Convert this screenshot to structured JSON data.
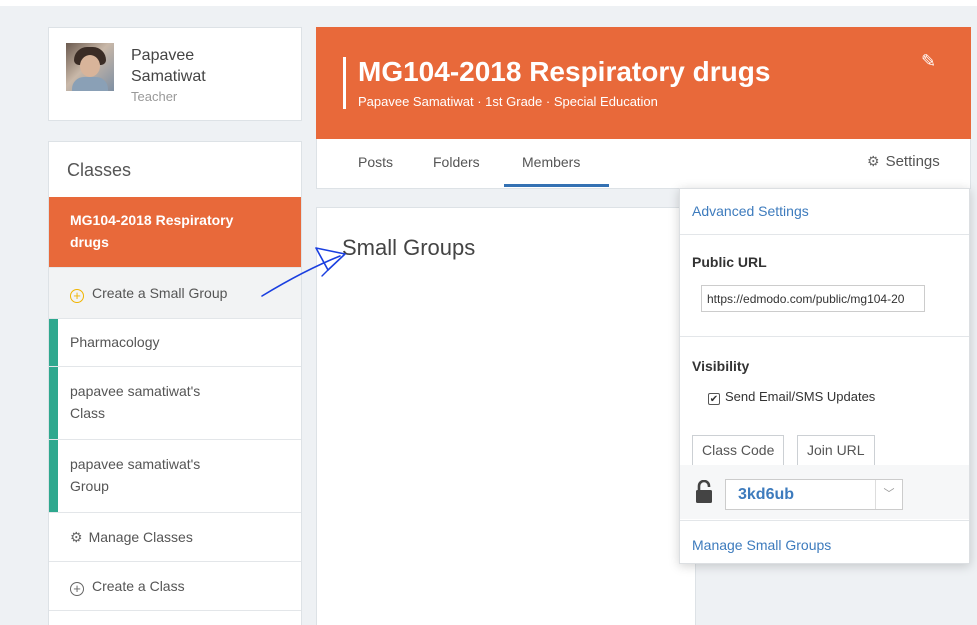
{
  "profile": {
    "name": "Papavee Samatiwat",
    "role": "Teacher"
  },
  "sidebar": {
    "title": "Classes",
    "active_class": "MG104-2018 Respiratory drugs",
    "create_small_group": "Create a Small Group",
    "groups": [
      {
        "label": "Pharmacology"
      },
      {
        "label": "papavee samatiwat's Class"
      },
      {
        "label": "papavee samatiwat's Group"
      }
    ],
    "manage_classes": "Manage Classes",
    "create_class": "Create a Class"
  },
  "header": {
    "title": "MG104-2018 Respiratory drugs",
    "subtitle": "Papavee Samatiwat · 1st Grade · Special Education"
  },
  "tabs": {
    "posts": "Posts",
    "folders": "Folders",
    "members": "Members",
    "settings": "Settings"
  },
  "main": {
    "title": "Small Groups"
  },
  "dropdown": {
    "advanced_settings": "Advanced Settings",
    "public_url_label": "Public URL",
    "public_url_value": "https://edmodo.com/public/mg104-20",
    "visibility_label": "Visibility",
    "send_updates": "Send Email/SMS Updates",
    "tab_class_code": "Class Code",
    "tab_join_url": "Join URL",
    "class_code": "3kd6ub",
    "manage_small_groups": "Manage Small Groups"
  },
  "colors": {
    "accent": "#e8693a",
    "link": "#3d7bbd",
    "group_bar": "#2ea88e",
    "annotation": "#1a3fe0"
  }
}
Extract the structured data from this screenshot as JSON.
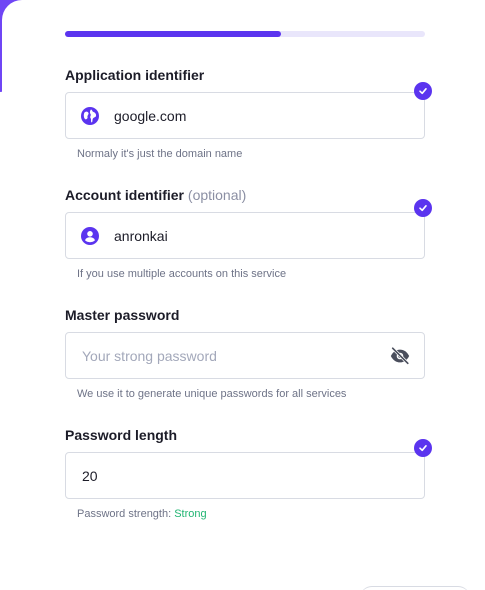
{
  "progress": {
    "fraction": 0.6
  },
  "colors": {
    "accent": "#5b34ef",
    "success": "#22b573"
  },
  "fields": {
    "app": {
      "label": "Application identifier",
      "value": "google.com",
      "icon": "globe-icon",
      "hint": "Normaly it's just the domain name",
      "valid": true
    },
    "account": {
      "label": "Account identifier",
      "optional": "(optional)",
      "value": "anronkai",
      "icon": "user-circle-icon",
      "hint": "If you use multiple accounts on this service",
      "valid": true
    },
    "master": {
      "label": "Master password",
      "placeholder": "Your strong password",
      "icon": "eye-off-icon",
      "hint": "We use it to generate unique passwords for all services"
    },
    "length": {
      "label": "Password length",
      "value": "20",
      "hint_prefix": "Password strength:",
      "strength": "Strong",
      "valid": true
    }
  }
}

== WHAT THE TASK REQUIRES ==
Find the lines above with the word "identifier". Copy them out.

== ANSWER FOR THE TASK ==
      "label": "Application identifier",
      "label": "Account identifier",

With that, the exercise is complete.